Tracks from this album later appeared on his double album Bed and Breakfast more than three years later. In an interview, Spookey explained, "I got permission to use them (to re-use for the double album). They’re (TVT Records) going to get a cut off this record."[2]

Track listing[edit]

  1. Sex Traffic
  2. My Female Friends
  3. My Favorite Movie
  4. Why Did I Do What I Did
  5. Someone Else
  6. Who Pulls You Through
  7. N Kinski
  8. Don't Take Your Dog To The Park
  9. Dizzy Playground
  10. Roncesvalles
  11. Memory
  12. Lazy
  13. Overhill (Bonus)
  14. Mennonite Lady (Bonus)

Review[edit]

Professional ratings
Review scores
Source Rating
FD (favorable)[3]

As this album was never commercially released in the United States, there are very few reviews published for it. One review by the website FrankDoris.com exclaims, "What's A Boy to Do? is a wild, exhilarating melange of styles and sounds, colliding, blending together, copulating and producing bizarre, mutated offspring. Take the first track, "Sex Traffic," (gotta be an homage to Kraftwerk's Sex Object")—a dizzying mix of French female vocal samples, snapping synthesizers, rubber-band ostinato bass, gritty electronic drums, sampled squealing tires and robotic monotonous vocals intoning "Sex Traffic" over it all—but it's freakin' fantastic! Then before you've recovered, Ruben jump-cuts into "My Female Friends," its gorgeous piano chords, buoyant vocal and synth melodies and galloping rhythm three minutes and forty-four seconds of pure pop adrenaline.

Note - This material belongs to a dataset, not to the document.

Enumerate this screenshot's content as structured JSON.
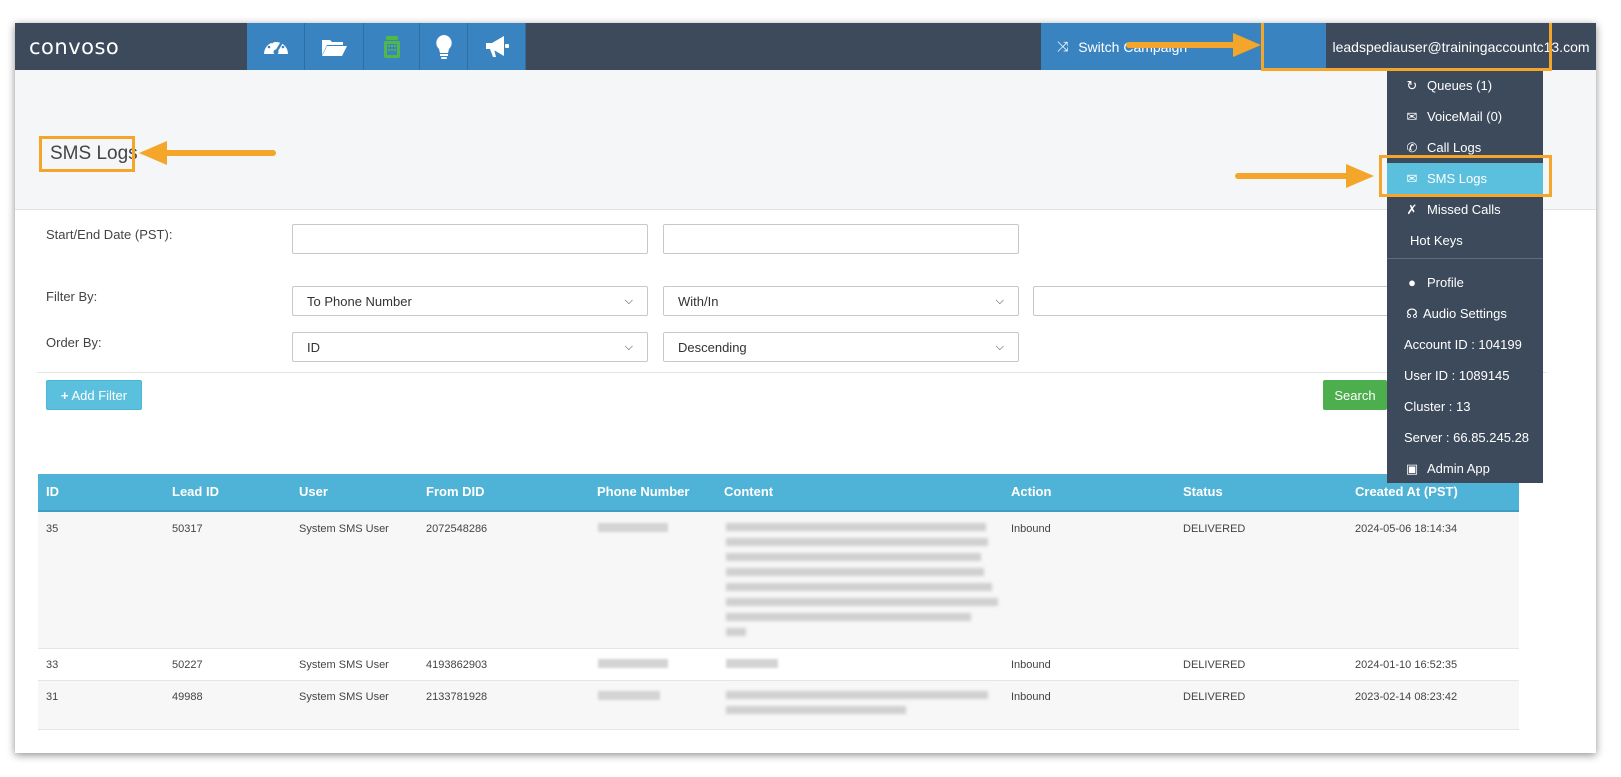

The record is a roller coaster thrill-ride of moods and kaleidoscopic instrumental sounds, from unbelievably pure and well-recorded acoustic guitars, glockenspiels and percussion to unbelievably processed squealing synths and sampled vocals. Actually, some of the sounds are completely unrecognizable."[3]


References[edit]

  1. ^ Wes Smith. "Big in Japan". exclaim.ca. 
  2. ^ James Keast. "He Made His Bed". exclaim.ca. 
  3. ^ a b Frank Doris. "The Agony and the XTC". frankdoris.com. 

External links[edit]